- Exercise aim
Search the data for "screenshot". Each line containing it is to be copied.

- Supplied data

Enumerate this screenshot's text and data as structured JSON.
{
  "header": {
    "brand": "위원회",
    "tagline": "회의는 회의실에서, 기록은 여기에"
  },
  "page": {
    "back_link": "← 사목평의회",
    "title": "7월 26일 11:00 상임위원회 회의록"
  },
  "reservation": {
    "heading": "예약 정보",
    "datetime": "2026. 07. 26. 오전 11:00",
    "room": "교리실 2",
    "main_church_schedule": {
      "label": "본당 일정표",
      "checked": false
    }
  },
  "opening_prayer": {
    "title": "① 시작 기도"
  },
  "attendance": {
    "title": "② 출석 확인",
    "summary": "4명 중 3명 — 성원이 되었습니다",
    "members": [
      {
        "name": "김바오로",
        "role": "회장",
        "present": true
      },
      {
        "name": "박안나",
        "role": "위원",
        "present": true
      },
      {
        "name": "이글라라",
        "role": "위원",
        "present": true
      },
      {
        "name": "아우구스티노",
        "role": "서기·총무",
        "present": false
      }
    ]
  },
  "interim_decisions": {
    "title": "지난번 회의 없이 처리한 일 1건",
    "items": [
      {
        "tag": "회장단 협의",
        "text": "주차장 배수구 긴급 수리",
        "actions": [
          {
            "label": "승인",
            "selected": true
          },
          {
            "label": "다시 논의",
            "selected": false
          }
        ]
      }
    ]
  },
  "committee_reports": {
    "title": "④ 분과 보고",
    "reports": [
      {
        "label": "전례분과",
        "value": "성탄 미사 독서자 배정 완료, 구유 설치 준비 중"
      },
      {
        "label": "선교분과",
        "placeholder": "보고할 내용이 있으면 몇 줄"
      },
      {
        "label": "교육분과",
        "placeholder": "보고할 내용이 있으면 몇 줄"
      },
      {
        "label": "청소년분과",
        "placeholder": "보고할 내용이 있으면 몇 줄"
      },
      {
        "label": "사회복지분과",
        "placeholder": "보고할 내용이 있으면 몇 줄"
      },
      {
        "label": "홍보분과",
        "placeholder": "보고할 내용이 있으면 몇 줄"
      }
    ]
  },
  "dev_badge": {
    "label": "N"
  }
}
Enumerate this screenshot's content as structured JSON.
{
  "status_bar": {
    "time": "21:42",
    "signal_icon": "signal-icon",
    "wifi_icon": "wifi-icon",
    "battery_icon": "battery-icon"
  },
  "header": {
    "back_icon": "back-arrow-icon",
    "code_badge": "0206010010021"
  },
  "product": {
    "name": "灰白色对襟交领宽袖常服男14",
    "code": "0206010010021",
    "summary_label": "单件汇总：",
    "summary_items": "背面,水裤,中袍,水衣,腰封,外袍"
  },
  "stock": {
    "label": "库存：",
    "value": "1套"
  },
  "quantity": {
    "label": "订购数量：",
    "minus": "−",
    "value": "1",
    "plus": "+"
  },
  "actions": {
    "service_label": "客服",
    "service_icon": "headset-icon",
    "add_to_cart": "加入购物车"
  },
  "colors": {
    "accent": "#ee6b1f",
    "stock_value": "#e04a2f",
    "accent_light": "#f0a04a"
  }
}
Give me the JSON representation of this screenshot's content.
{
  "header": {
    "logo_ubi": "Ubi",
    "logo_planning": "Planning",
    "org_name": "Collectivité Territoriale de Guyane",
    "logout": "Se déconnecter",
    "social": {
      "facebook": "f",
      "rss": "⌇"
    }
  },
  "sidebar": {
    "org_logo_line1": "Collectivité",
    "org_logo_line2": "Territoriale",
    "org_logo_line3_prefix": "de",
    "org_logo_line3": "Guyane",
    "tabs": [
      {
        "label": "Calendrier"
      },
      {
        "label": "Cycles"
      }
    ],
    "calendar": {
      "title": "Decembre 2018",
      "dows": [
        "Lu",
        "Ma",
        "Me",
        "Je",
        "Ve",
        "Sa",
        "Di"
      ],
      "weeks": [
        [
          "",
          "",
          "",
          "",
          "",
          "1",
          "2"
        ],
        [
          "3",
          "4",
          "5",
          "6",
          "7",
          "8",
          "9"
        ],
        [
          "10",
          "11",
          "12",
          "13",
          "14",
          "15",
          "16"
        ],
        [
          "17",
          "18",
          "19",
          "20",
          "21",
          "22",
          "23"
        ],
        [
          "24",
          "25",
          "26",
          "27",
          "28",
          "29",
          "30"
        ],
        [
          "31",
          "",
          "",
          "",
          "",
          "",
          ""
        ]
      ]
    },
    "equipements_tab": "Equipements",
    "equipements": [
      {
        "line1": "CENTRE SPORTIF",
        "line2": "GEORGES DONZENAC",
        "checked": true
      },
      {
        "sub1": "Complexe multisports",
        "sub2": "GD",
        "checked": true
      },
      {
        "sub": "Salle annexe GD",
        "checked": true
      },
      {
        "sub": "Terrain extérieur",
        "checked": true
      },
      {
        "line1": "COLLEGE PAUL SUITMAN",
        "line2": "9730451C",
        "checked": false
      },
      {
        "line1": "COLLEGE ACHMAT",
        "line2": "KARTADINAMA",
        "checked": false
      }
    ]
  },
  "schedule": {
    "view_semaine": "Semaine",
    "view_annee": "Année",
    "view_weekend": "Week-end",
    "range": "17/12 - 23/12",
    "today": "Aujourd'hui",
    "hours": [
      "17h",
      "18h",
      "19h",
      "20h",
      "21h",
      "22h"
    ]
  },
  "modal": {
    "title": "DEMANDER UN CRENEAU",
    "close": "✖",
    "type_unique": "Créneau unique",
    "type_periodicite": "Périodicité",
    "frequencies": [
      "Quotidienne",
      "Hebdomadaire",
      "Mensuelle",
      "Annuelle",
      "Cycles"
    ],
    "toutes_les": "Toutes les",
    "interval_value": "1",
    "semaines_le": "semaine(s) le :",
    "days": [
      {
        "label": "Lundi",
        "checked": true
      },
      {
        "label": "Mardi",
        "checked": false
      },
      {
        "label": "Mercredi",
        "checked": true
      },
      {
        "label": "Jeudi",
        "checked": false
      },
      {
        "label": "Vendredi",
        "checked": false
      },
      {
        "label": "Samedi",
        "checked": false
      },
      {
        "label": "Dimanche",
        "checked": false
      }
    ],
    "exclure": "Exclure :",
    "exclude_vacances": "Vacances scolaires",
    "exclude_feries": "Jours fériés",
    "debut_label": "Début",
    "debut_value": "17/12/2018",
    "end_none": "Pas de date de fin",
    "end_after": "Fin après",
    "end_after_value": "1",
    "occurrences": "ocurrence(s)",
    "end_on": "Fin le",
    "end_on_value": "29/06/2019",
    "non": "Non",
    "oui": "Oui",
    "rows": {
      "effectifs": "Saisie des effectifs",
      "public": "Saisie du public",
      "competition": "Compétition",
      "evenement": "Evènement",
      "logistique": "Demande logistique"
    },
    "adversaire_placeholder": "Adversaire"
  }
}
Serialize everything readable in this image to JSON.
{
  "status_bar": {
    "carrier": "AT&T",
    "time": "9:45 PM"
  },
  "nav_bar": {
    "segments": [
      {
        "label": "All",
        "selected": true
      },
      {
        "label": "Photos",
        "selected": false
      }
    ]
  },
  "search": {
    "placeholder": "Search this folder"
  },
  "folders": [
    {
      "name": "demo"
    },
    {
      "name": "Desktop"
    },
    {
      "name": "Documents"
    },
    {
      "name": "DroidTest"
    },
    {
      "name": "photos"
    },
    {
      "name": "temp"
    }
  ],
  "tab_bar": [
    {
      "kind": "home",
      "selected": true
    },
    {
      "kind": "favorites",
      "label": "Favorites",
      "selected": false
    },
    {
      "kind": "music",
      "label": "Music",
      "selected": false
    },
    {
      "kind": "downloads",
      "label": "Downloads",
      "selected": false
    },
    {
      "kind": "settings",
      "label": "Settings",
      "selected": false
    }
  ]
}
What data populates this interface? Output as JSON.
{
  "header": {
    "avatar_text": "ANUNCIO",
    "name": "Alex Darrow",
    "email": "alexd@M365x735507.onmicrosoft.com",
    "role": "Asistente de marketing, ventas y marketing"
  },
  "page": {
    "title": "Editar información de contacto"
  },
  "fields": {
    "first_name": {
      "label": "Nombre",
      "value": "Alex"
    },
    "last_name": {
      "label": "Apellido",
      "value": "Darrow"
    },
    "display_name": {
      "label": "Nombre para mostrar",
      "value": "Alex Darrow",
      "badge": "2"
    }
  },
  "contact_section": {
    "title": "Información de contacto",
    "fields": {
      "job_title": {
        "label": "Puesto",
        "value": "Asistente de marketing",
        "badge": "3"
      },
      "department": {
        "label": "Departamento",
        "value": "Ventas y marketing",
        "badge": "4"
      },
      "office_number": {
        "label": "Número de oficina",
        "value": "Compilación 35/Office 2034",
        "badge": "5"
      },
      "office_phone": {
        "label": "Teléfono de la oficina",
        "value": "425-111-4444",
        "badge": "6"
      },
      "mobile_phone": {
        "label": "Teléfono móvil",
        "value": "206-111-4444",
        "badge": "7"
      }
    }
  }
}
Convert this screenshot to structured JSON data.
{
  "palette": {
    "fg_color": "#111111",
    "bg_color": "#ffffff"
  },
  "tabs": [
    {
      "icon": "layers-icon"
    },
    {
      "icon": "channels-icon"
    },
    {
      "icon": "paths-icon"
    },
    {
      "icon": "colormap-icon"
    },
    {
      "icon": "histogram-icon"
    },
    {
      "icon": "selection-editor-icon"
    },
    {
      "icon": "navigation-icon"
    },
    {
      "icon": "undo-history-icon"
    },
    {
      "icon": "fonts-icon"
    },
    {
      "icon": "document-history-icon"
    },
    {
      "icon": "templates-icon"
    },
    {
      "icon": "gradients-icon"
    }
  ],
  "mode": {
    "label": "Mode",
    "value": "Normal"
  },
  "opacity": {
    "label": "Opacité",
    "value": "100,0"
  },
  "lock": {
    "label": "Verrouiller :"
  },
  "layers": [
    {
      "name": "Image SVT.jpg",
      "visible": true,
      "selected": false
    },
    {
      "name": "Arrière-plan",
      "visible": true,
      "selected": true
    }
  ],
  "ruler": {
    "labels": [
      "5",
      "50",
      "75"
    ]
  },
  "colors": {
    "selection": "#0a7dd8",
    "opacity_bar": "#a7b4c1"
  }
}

- Output for this task
Enumerate this screenshot's text and data as structured JSON.
Enumerate this screenshot's content as structured JSON.
Give me the JSON representation of this screenshot's content.
Convert this screenshot to structured JSON data.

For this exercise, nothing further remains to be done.